**Excerpted data:**
-=-=-=-=-

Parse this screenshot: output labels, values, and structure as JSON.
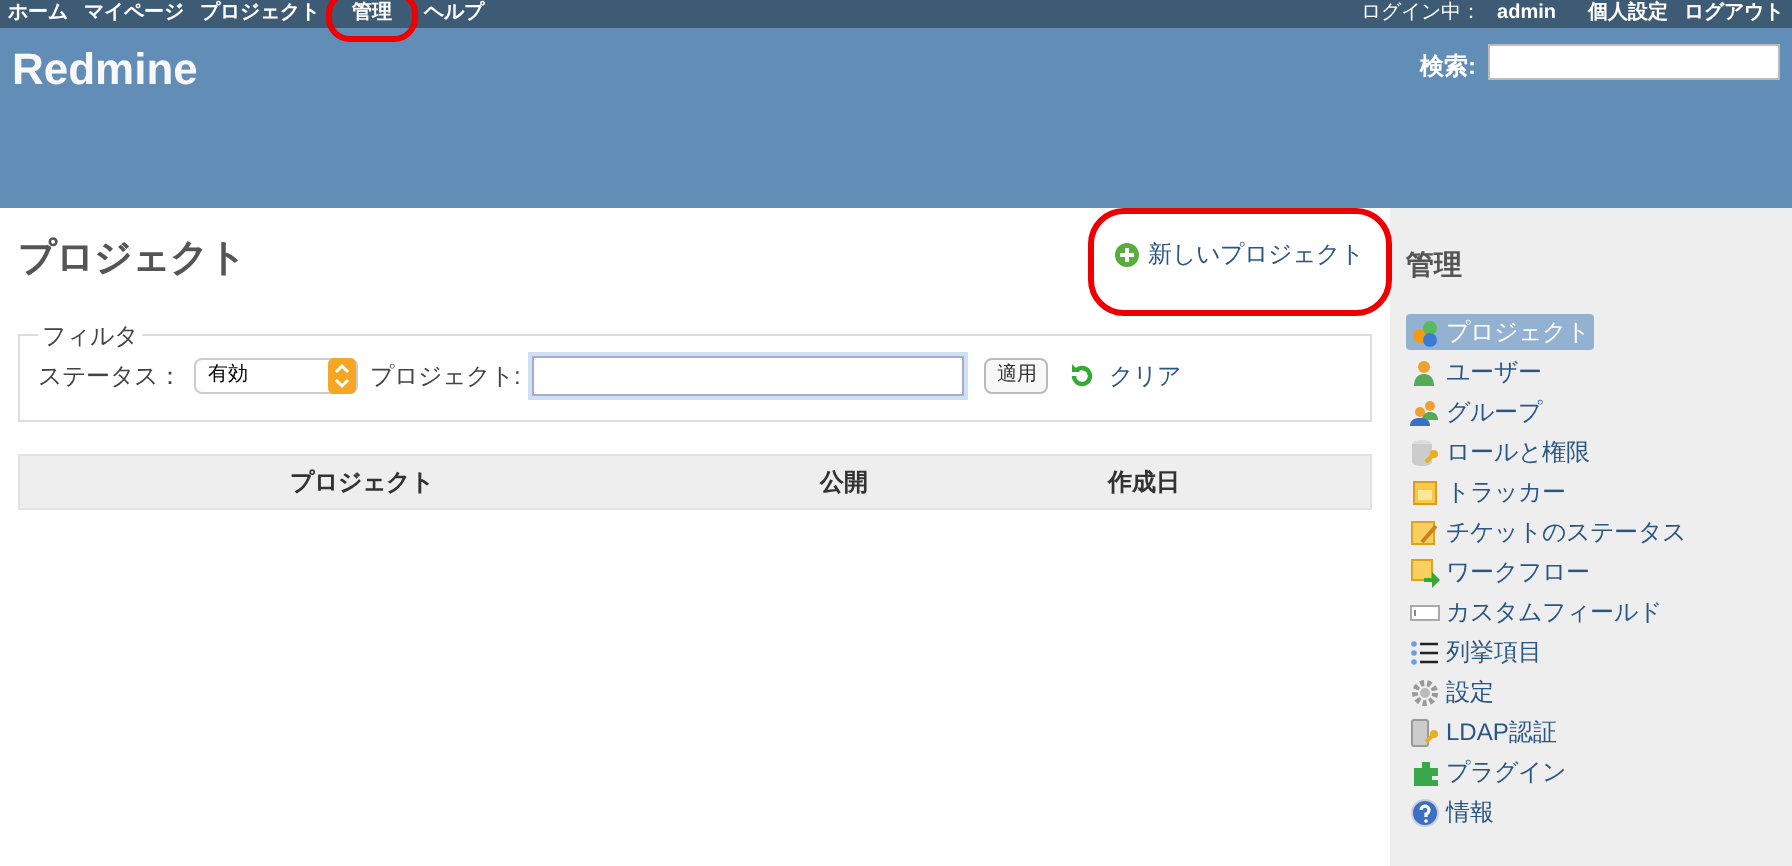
{
  "top_menu": [
    {
      "label": "ホーム",
      "highlighted": false
    },
    {
      "label": "マイページ",
      "highlighted": false
    },
    {
      "label": "プロジェクト",
      "highlighted": false
    },
    {
      "label": "管理",
      "highlighted": true
    },
    {
      "label": "ヘルプ",
      "highlighted": false
    }
  ],
  "account": {
    "login_label": "ログイン中：",
    "user": "admin",
    "links": [
      "個人設定",
      "ログアウト"
    ]
  },
  "header": {
    "title": "Redmine",
    "search_label": "検索:"
  },
  "page": {
    "title": "プロジェクト",
    "new_project": {
      "label": "新しいプロジェクト",
      "highlighted": true
    }
  },
  "filter": {
    "legend": "フィルタ",
    "status_label": "ステータス：",
    "status_value": "有効",
    "project_label": "プロジェクト:",
    "apply": "適用",
    "clear": "クリア"
  },
  "table": {
    "columns": [
      "プロジェクト",
      "公開",
      "作成日"
    ]
  },
  "sidebar": {
    "title": "管理",
    "items": [
      {
        "label": "プロジェクト",
        "selected": true
      },
      {
        "label": "ユーザー",
        "selected": false
      },
      {
        "label": "グループ",
        "selected": false
      },
      {
        "label": "ロールと権限",
        "selected": false
      },
      {
        "label": "トラッカー",
        "selected": false
      },
      {
        "label": "チケットのステータス",
        "selected": false
      },
      {
        "label": "ワークフロー",
        "selected": false
      },
      {
        "label": "カスタムフィールド",
        "selected": false
      },
      {
        "label": "列挙項目",
        "selected": false
      },
      {
        "label": "設定",
        "selected": false
      },
      {
        "label": "LDAP認証",
        "selected": false
      },
      {
        "label": "プラグイン",
        "selected": false
      },
      {
        "label": "情報",
        "selected": false
      }
    ]
  }
}
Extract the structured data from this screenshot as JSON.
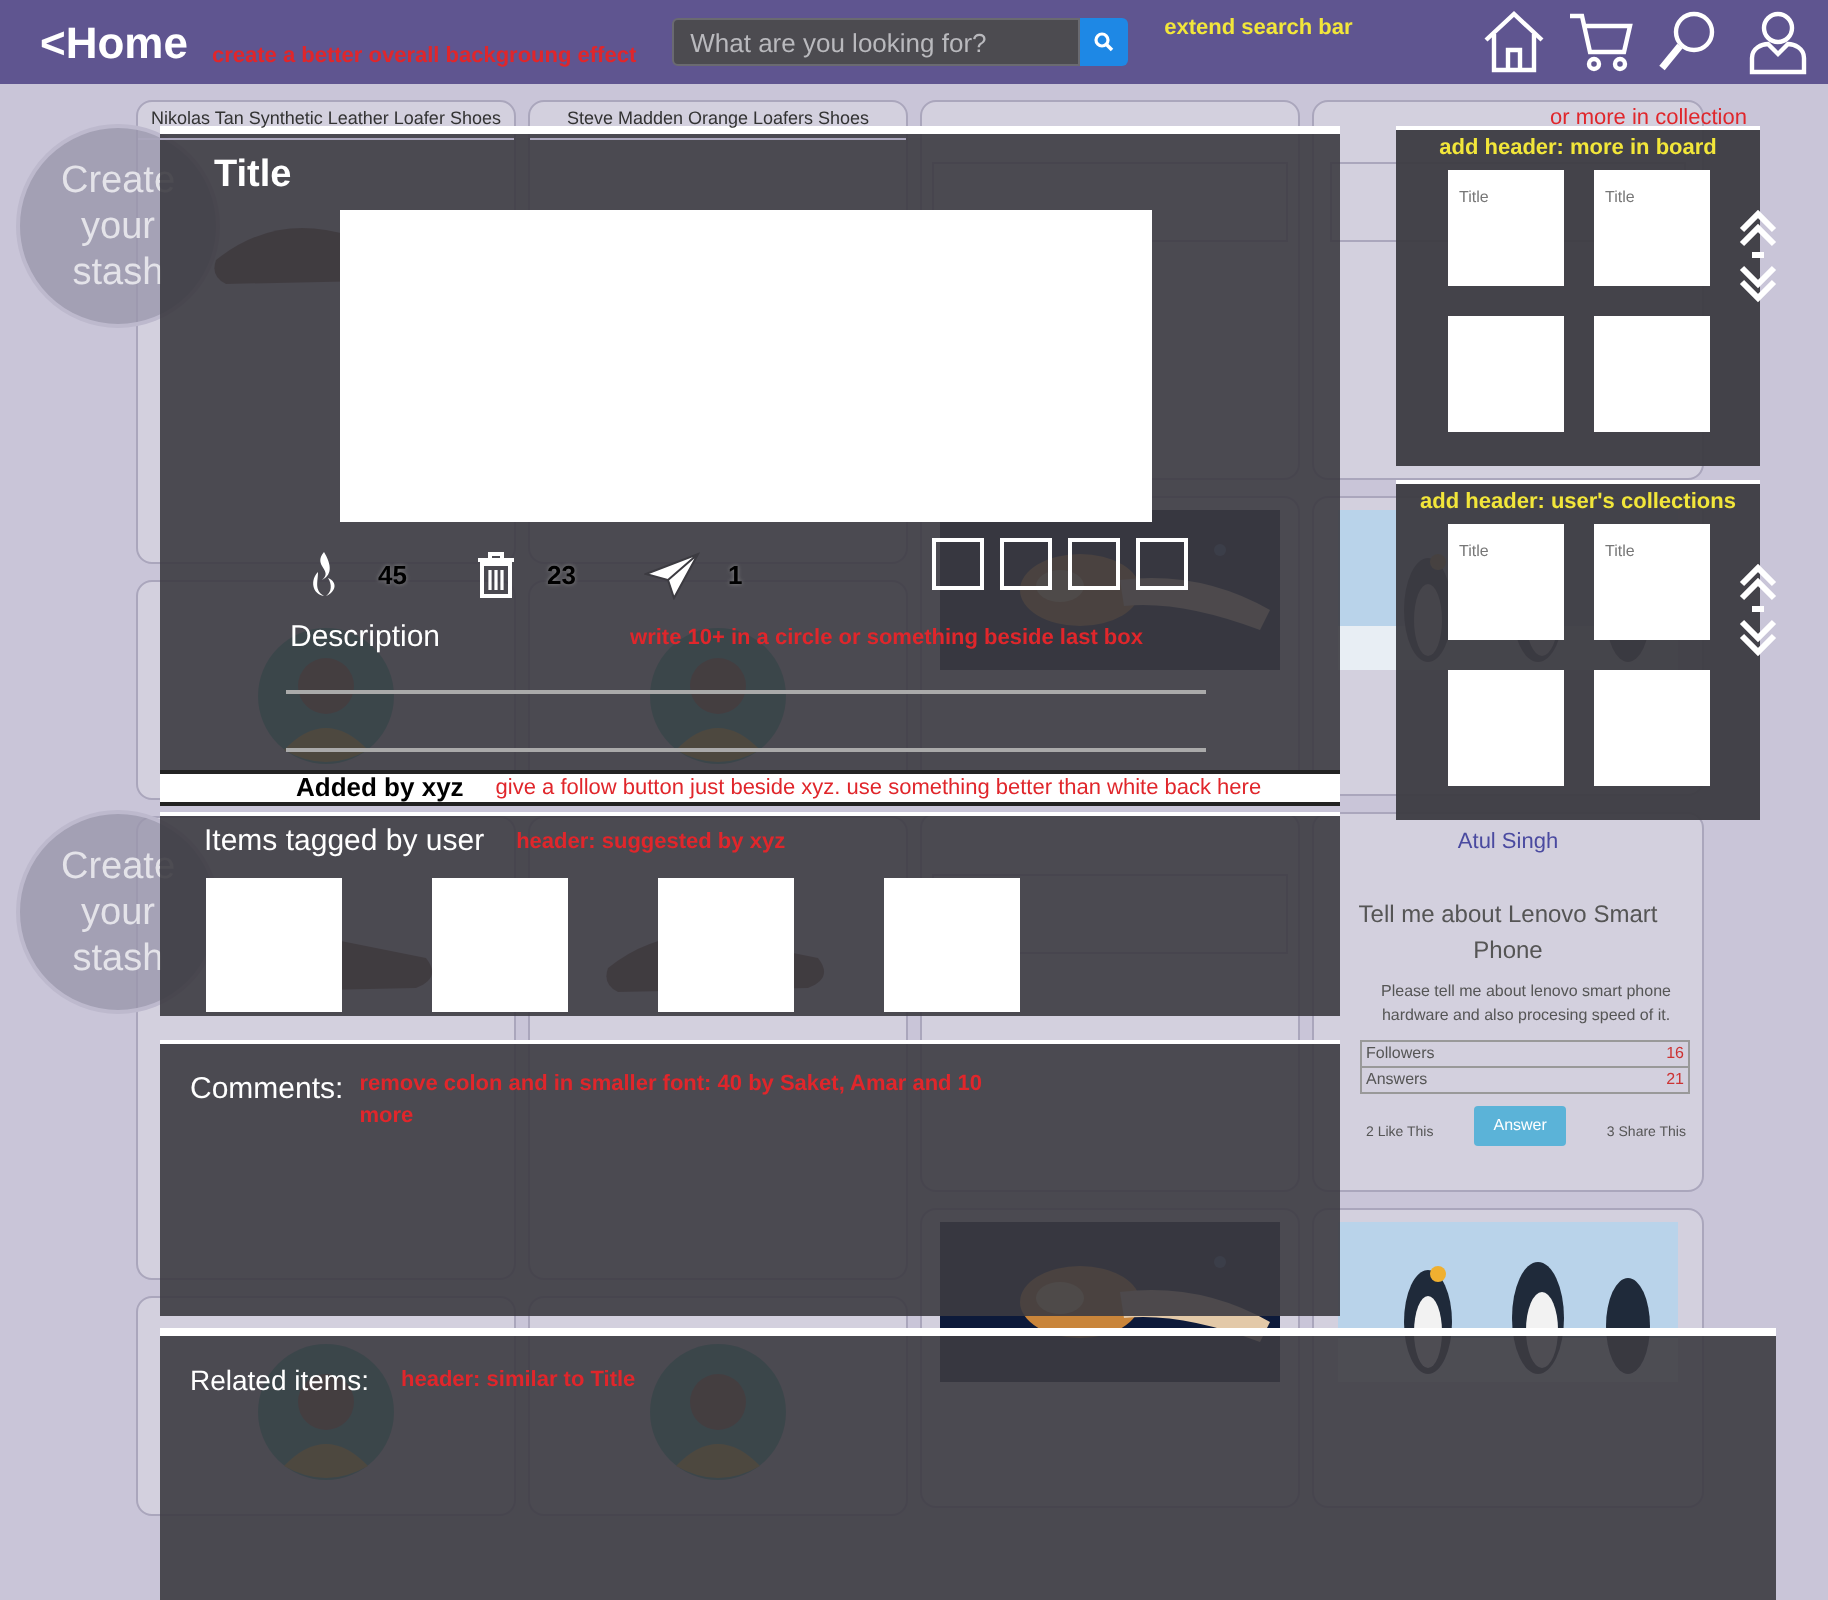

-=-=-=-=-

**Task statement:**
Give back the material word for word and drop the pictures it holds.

**Solution to the exercise:**
Parse this screenshot: output labels, values, and structure as JSON.
{
  "top_menu": [
    {
      "label": "ホーム",
      "highlighted": false
    },
    {
      "label": "マイページ",
      "highlighted": false
    },
    {
      "label": "プロジェクト",
      "highlighted": false
    },
    {
      "label": "管理",
      "highlighted": true
    },
    {
      "label": "ヘルプ",
      "highlighted": false
    }
  ],
  "account": {
    "login_label": "ログイン中：",
    "user": "admin",
    "links": [
      "個人設定",
      "ログアウト"
    ]
  },
  "header": {
    "title": "Redmine",
    "search_label": "検索:"
  },
  "page": {
    "title": "プロジェクト",
    "new_project": {
      "label": "新しいプロジェクト",
      "highlighted": true
    }
  },
  "filter": {
    "legend": "フィルタ",
    "status_label": "ステータス：",
    "status_value": "有効",
    "project_label": "プロジェクト:",
    "apply": "適用",
    "clear": "クリア"
  },
  "table": {
    "columns": [
      "プロジェクト",
      "公開",
      "作成日"
    ]
  },
  "sidebar": {
    "title": "管理",
    "items": [
      {
        "label": "プロジェクト",
        "selected": true
      },
      {
        "label": "ユーザー",
        "selected": false
      },
      {
        "label": "グループ",
        "selected": false
      },
      {
        "label": "ロールと権限",
        "selected": false
      },
      {
        "label": "トラッカー",
        "selected": false
      },
      {
        "label": "チケットのステータス",
        "selected": false
      },
      {
        "label": "ワークフロー",
        "selected": false
      },
      {
        "label": "カスタムフィールド",
        "selected": false
      },
      {
        "label": "列挙項目",
        "selected": false
      },
      {
        "label": "設定",
        "selected": false
      },
      {
        "label": "LDAP認証",
        "selected": false
      },
      {
        "label": "プラグイン",
        "selected": false
      },
      {
        "label": "情報",
        "selected": false
      }
    ]
  }
}
Extract the structured data from this screenshot as JSON.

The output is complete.